OSVDB 2.0 documentation will be published soon!
External references are provided to give additional information for a vulnerability. These references also serve to cross reference OSVDB IDs with other vulnerability databases or key resources. OSVDB makes every attempt to add all references available to each entry in the database. The project intends to fulfill the recognized community requirements for an open, centralized resource for security information.
The following guide sets standards for external references and provide additional information. These descriptions include the base URL to find more information, as well as what the OSVDB mangler will input into the particular field. Many of these are designed to take a number or reference, and the backend will build the URL/link automatically
Qualities that typically lead to a product obtaining a unique External Reference are as follows:
- Partnership with OSVDB
- Considerable amount of references to OSVDB
- Other widely used projects/databases that provide similar services
- Direct link uses ID which can be easily mapped to a full URL
- Generic category that appears in over 50% of OSVDB entries
- Large vendor with considerable market share (Microsoft, etc.)
- Security tool that has cross-references with OSVDB
For more information on external references, please see the External Reference documentation
OSVDB wants to be a central place to credit researchers for their discoveries and work. If available, OSVDB enters the name and e-mail address of the person(s) who discovered the vulnerability.
If the software maker/vendor released an advisory, we do not list them as the creditee since they typically do not give credit to the actual person who found the vulnerability. If the advisory specifically says the bug was discovered by the internal vendor engineers, then OSVDB credits the vendor.
OSVDB uses a vendor's full name in the database. This means that a vendor will be listed as "Cisco Systems, Inc." instead of "Cisco", for example. Project volunteers visit the vendor webpage and use the information on the main page or copyright notice. The only time the project changes an official name is to drop "the", so that"The Vendor Group, Inc." would be listed as "Vendor Group, Inc."
The project makes ever attempt to include every relevant version that applies. The only time wildcards are used is when we are 100% sure that the entry will be accurate. If the current version of a product is 1.3, we will NOT use 1.x to label the vulnerable versions, as subsequent releases will likely not be vulnerable.
External texts are the main information source in each OSVDB entry, and help users understand the issue as well as how to test and correct.OSVDB has templates to address consistency issues in the database, since all volunteers have very unique and different technical writing style. This also ensures that the same facts were being included from entry to entry.
- Vulnerability Description - A high level description that a system administrator would want to read and understand. In addition, it is intended to help users of OSVDB generate reports on vulnerabilities.
- Technical Description - Used to provide any relevant technical information about the vulnerability. This field is typically used to include new information, clear up something that may not have been obvious, or provide a concise summary of details.
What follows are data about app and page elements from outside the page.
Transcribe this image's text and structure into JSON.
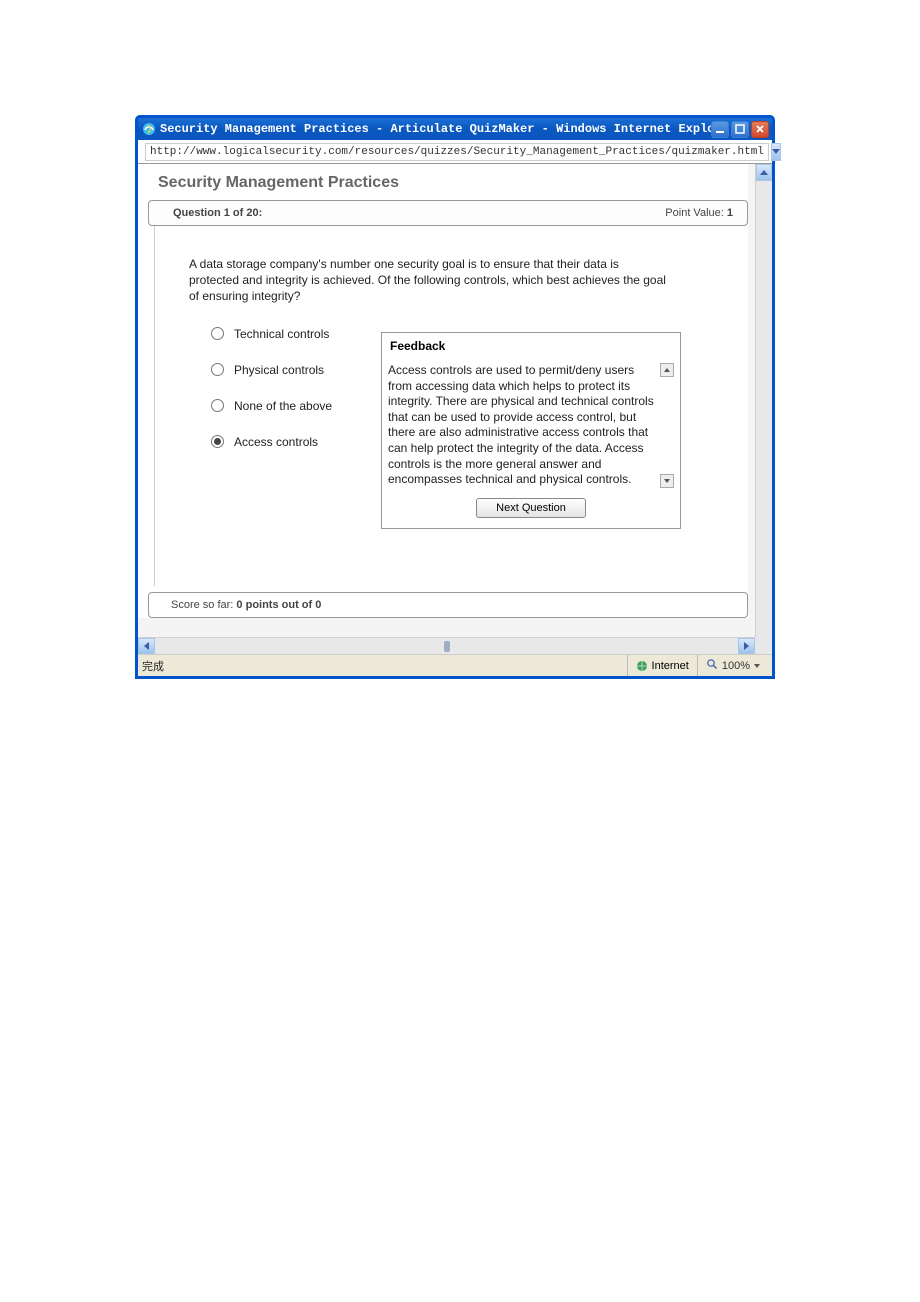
{
  "window": {
    "title": "Security Management Practices - Articulate QuizMaker - Windows Internet Explorer",
    "url": "http://www.logicalsecurity.com/resources/quizzes/Security_Management_Practices/quizmaker.html"
  },
  "quiz": {
    "title": "Security Management Practices",
    "question_label": "Question 1 of 20:",
    "point_label": "Point Value:",
    "point_value": "1",
    "question_text": "A data storage company's number one security goal is to ensure that their data is protected and integrity is achieved. Of the following controls, which best achieves the goal of ensuring integrity?",
    "options": [
      {
        "label": "Technical controls",
        "selected": false
      },
      {
        "label": "Physical controls",
        "selected": false
      },
      {
        "label": "None of the above",
        "selected": false
      },
      {
        "label": "Access controls",
        "selected": true
      }
    ],
    "feedback_title": "Feedback",
    "feedback_text": "Access controls are used to permit/deny users from accessing data which helps to protect its integrity. There are physical and technical controls that can be used to provide access control, but there are also administrative access controls that can help protect the integrity of the data. Access controls is the more general answer and encompasses technical and physical controls.",
    "next_button": "Next Question",
    "score_prefix": "Score so far: ",
    "score_value": "0 points out of 0"
  },
  "status": {
    "done": "完成",
    "zone": "Internet",
    "zoom": "100%"
  }
}
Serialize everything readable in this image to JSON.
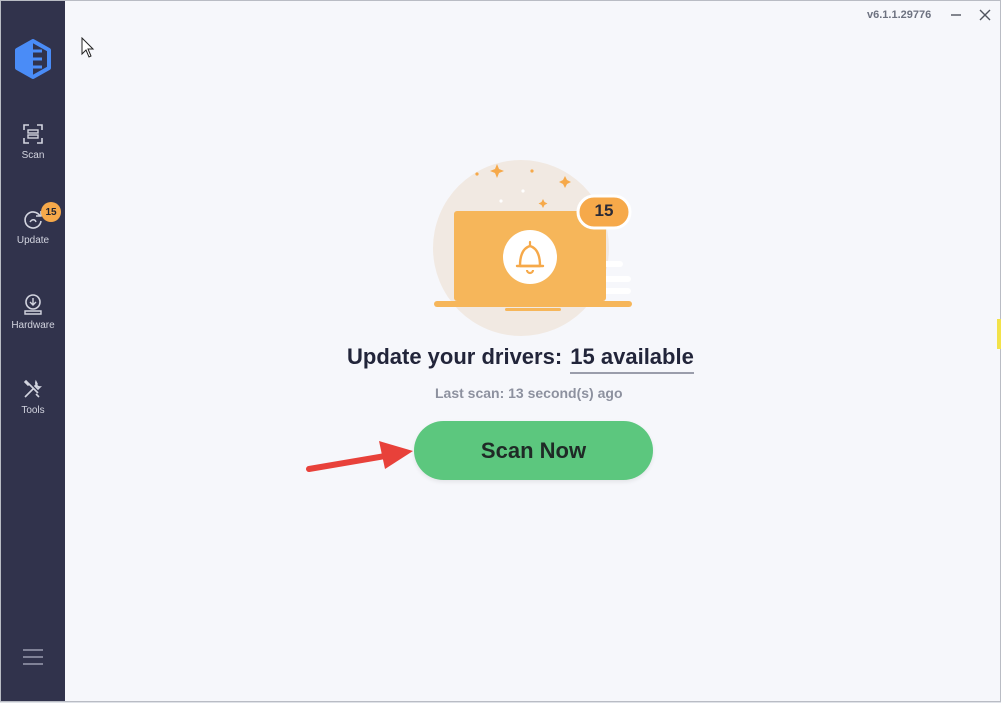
{
  "app": {
    "version": "v6.1.1.29776"
  },
  "sidebar": {
    "items": [
      {
        "label": "Scan",
        "icon": "scan-icon"
      },
      {
        "label": "Update",
        "icon": "update-icon",
        "badge": "15"
      },
      {
        "label": "Hardware",
        "icon": "hardware-icon"
      },
      {
        "label": "Tools",
        "icon": "tools-icon"
      }
    ],
    "menu_icon": "hamburger-menu-icon"
  },
  "main": {
    "badge_count": "15",
    "headline_prefix": "Update your drivers:",
    "headline_available": "15 available",
    "last_scan": "Last scan: 13 second(s) ago",
    "scan_button": "Scan Now"
  },
  "colors": {
    "sidebar_bg": "#31334c",
    "accent_orange": "#f6a94a",
    "scan_green": "#5cc77e",
    "arrow_red": "#e8413a"
  }
}
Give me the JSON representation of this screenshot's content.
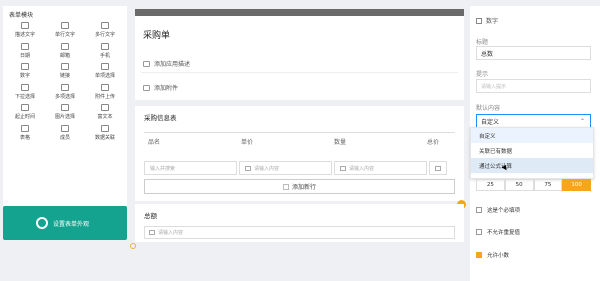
{
  "palette": {
    "title": "表单模块",
    "items": [
      {
        "label": "描述文字",
        "icon": "text-icon"
      },
      {
        "label": "单行文字",
        "icon": "single-line-icon"
      },
      {
        "label": "多行文字",
        "icon": "multi-line-icon"
      },
      {
        "label": "日期",
        "icon": "calendar-icon"
      },
      {
        "label": "邮箱",
        "icon": "mail-icon"
      },
      {
        "label": "手机",
        "icon": "phone-icon"
      },
      {
        "label": "数字",
        "icon": "number-icon"
      },
      {
        "label": "链接",
        "icon": "link-icon"
      },
      {
        "label": "单项选择",
        "icon": "radio-icon"
      },
      {
        "label": "下拉选择",
        "icon": "dropdown-icon"
      },
      {
        "label": "多项选择",
        "icon": "checkbox-icon"
      },
      {
        "label": "附件上传",
        "icon": "attachment-icon"
      },
      {
        "label": "起止时间",
        "icon": "time-range-icon"
      },
      {
        "label": "图片选择",
        "icon": "image-icon"
      },
      {
        "label": "富文本",
        "icon": "richtext-icon"
      },
      {
        "label": "表格",
        "icon": "table-icon"
      },
      {
        "label": "成员",
        "icon": "member-icon"
      },
      {
        "label": "数据关联",
        "icon": "data-link-icon"
      }
    ],
    "promo_label": "设置表单外观"
  },
  "form": {
    "title": "采购单",
    "add_description": "添加应用描述",
    "add_attachment": "添加附件"
  },
  "table": {
    "title": "采购信息表",
    "headers": [
      "品名",
      "单价",
      "数量",
      "总价"
    ],
    "cells": [
      {
        "placeholder": "输入并搜索"
      },
      {
        "placeholder": "请输入内容"
      },
      {
        "placeholder": "请输入内容"
      }
    ],
    "add_row": "添加新行"
  },
  "summary": {
    "title": "总额",
    "placeholder": "请输入内容"
  },
  "panel": {
    "type_label": "数字",
    "title_label": "标题",
    "title_value": "总数",
    "hint_label": "提示",
    "hint_placeholder": "请输入提示",
    "default_label": "默认内容",
    "default_value": "自定义",
    "options": [
      "自定义",
      "关联已有数据",
      "通过公式计算"
    ],
    "widths": [
      "25",
      "50",
      "75",
      "100"
    ],
    "width_selected": "100",
    "checks": [
      {
        "label": "这是个必填项",
        "checked": false
      },
      {
        "label": "不允许重复值",
        "checked": false
      },
      {
        "label": "允许小数",
        "checked": true
      }
    ]
  },
  "colors": {
    "accent": "#f7a61c",
    "promo": "#13a38f",
    "focus": "#1f8fff"
  }
}
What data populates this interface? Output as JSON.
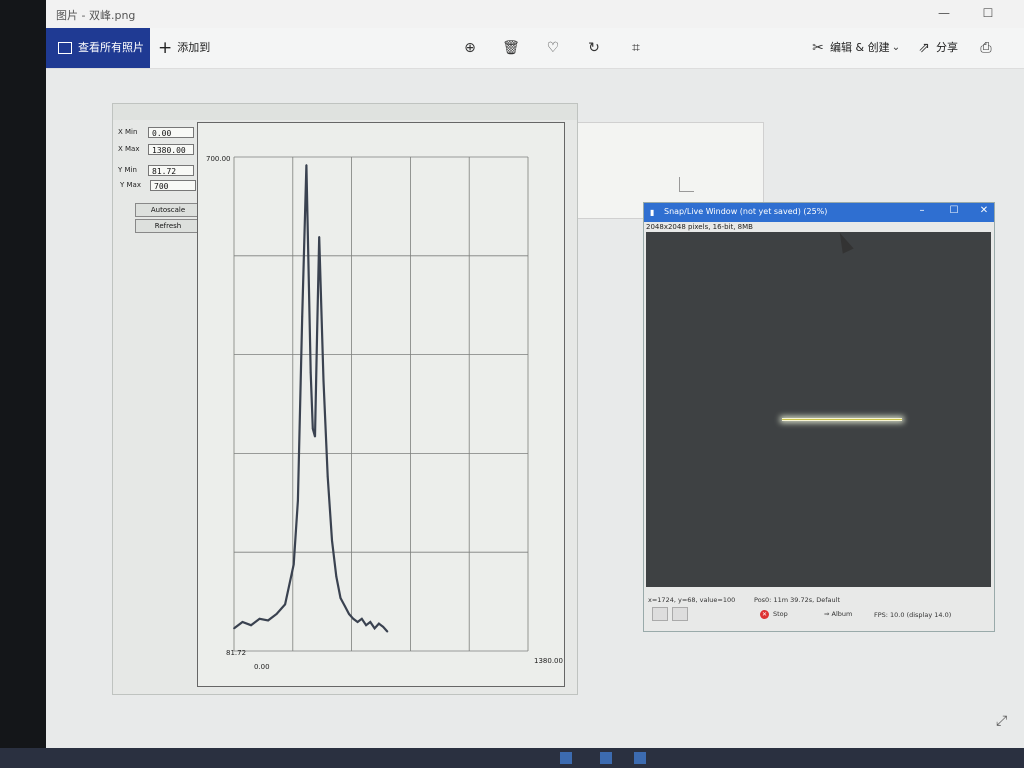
{
  "app": {
    "title": "图片 - 双峰.png",
    "toolbar": {
      "view_all_label": "查看所有照片",
      "add_to_label": "添加到",
      "edit_create_label": "编辑 & 创建",
      "share_label": "分享"
    }
  },
  "profile_window": {
    "controls": {
      "x_min_label": "X Min",
      "x_min_value": "0.00",
      "x_max_label": "X Max",
      "x_max_value": "1380.00",
      "y_min_label": "Y Min",
      "y_min_value": "81.72",
      "y_max_label": "Y Max",
      "y_max_value": "700",
      "autoscale_label": "Autoscale",
      "refresh_label": "Refresh"
    },
    "plot_labels": {
      "y_top": "700.00",
      "y_bottom": "81.72",
      "x_left": "0.00",
      "x_right": "1380.00"
    }
  },
  "snap_window": {
    "title": "Snap/Live Window (not yet saved) (25%)",
    "info": "2048x2048 pixels, 16-bit, 8MB",
    "status_coords": "x=1724, y=68, value=100",
    "status_pos": "Pos0: 11m 39.72s, Default",
    "stop_label": "Stop",
    "album_label": "Album",
    "fps_label": "FPS: 10.0 (display 14.0)"
  },
  "chart_data": {
    "type": "line",
    "xlim": [
      0,
      1380
    ],
    "ylim": [
      81.72,
      700
    ],
    "x": [
      0,
      40,
      80,
      120,
      160,
      200,
      240,
      280,
      300,
      320,
      340,
      360,
      370,
      380,
      390,
      400,
      420,
      440,
      460,
      480,
      500,
      520,
      540,
      560,
      580,
      600,
      620,
      640,
      660,
      680,
      700,
      720
    ],
    "values": [
      110,
      118,
      114,
      122,
      120,
      128,
      140,
      190,
      270,
      500,
      690,
      430,
      360,
      350,
      480,
      600,
      420,
      300,
      220,
      175,
      148,
      138,
      128,
      122,
      118,
      122,
      114,
      118,
      110,
      116,
      112,
      106
    ],
    "grid": true
  }
}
This field is also meant to include the very specific technical details that most system administrator may not want to read.
- Manual Testing Notes - Notes on how to test for a vulnerability. This may be details on how to check the presence of files, configuration options, a test URL, log output or more. The projects tries to ensure that any manual testing notes do nothing malicious, manipulate no files, or put the system at risk--however it is not guaranteed that the test will not harm the target.
- Solution Description - Specific information about an available fix, but will not contain an actual URL (that should be included in the external references section). OSVDB does not recommend solutions such as "use another product" or "use a firewall to filter malicious traffic". The solution is meant to be relevant to the product itself or the operating system it runs on.